▸ **PROBLEM STATEMENT**:
Collect every line below that contains the word "value".

▸ **SUPPLIED MATERIAL**:

:::::

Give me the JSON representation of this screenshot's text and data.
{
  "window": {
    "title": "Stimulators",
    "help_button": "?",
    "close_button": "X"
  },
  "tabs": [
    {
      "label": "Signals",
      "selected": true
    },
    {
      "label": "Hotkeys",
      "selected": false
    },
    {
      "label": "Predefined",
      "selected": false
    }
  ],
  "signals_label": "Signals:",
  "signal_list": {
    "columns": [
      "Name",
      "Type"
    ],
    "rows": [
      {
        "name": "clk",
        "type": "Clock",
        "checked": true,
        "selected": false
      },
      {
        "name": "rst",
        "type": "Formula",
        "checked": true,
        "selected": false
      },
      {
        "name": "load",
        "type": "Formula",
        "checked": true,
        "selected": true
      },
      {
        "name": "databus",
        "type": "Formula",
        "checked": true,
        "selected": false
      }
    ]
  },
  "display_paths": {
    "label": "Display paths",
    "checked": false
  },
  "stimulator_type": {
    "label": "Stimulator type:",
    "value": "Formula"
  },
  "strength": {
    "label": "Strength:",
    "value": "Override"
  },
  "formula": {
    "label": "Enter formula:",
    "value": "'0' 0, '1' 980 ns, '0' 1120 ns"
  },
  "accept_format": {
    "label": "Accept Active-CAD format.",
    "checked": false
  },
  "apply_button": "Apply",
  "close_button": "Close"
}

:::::

▸ **SOLUTION TO THIS TASK**:
    "value": "Formula"
    "value": "Override"
    "value": "'0' 0, '1' 980 ns, '0' 1120 ns"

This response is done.